The third reason (actually, closely related to the second one) was time.
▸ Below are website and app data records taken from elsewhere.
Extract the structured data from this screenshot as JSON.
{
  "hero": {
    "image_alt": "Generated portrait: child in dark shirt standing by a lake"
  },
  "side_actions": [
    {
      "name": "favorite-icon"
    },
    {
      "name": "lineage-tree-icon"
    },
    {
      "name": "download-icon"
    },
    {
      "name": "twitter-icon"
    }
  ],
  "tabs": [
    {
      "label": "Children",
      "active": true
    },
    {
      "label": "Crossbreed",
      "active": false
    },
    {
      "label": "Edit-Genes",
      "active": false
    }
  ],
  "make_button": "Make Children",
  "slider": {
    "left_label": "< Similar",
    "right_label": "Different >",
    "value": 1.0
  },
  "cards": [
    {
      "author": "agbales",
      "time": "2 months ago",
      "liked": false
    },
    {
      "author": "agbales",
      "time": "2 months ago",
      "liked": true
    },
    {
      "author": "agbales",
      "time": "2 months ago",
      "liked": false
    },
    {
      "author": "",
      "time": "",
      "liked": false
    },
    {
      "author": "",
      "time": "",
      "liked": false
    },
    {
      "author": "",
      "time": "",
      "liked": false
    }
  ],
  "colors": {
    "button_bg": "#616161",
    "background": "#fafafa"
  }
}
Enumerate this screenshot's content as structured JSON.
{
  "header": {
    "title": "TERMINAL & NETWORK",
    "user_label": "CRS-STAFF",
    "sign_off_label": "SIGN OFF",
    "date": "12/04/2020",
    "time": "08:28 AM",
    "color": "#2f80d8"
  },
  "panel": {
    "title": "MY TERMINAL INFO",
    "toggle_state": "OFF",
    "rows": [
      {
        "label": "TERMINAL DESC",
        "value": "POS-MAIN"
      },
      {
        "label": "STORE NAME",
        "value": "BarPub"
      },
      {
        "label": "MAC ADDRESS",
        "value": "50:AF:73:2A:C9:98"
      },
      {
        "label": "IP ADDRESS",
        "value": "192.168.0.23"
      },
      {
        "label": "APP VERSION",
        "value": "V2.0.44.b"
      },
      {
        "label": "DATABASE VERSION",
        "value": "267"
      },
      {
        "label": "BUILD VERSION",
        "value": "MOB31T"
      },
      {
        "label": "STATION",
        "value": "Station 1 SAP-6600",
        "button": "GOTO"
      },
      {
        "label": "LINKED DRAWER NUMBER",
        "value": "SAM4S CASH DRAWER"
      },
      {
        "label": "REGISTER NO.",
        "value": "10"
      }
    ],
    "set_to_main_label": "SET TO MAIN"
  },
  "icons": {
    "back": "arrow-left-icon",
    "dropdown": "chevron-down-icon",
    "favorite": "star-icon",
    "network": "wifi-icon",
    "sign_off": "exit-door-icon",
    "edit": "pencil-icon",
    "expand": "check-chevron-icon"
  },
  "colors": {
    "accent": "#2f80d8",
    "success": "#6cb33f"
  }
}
The manuscript was completed in 1928, and in the following four years, Hitler and the National Socialist party took part in no less than five major national elections (1928, 1930, July 1932, November 1932, and March 1933).
Between this exertion, his hectic speaking schedule and day-to-day politicking, it is clear that Hitler and Max Annan simply never had the time to edit the manuscript properly, and correct any spelling or grammatical errors.
And when there would have been time to finish editing the book, Hitler was already in office—and thus there was simply no need for another book predicting what the new Chancellor was already doing.
Hence, the manuscript was neither edited nor published during the Nazi era and remains known as Zweites Buch, or “Second Book”. To keep the document strictly secret, in 1935 Hitler ordered that one copy should be kept in Hitler’s safe at his home in the Obersalzberg, and the other in the safe of the Eher Verlag in Munich.
In 1945, latter remained was discovered by an American officer in 1945 and was placed in storage – together with millions other documents generated by the gargantuan bureaucracy of the Third Reich.
The manuscript remained hidden within the archives of captured German records in Alexandria, Virginia, where in 1958 it was located by one Professor Gerhard Ludwig Weinberg – a German-born American diplomatic and military historian noted for his studies in the history of World War II.
Other sources (such as Arthur Kemp who also published The Second Book) claim that the document was found by a German historian named Erich Lauer and was only later transferred to Professor Weinberg.
Anyhow, this find led to his publication in 1961 of “Hitlers zweites Buch: Ein Dokument aus dem Jahr 1928” (“Hitler’s Second Book, a Document from the Year 1928”), later published in English as Hitler’s Second Book: The Unpublished Sequel to Mein Kampf (in this book I use the edition published by Enigma Books).
I analyze both books (Mein Kampf and Das Zweites Buch) using the same approach – I select Hitler’s statements that I deem the most relevant to the content of this book and add to them my analysis, recommendations and comments [in square brackets].
A word of caution: as Das Zweites Buch was never made public (unlike Mein Kampf, Hitler’s speeches and his “Table Talk”), it is somewhat unofficial and thus must be viewed with just a small grain of salt.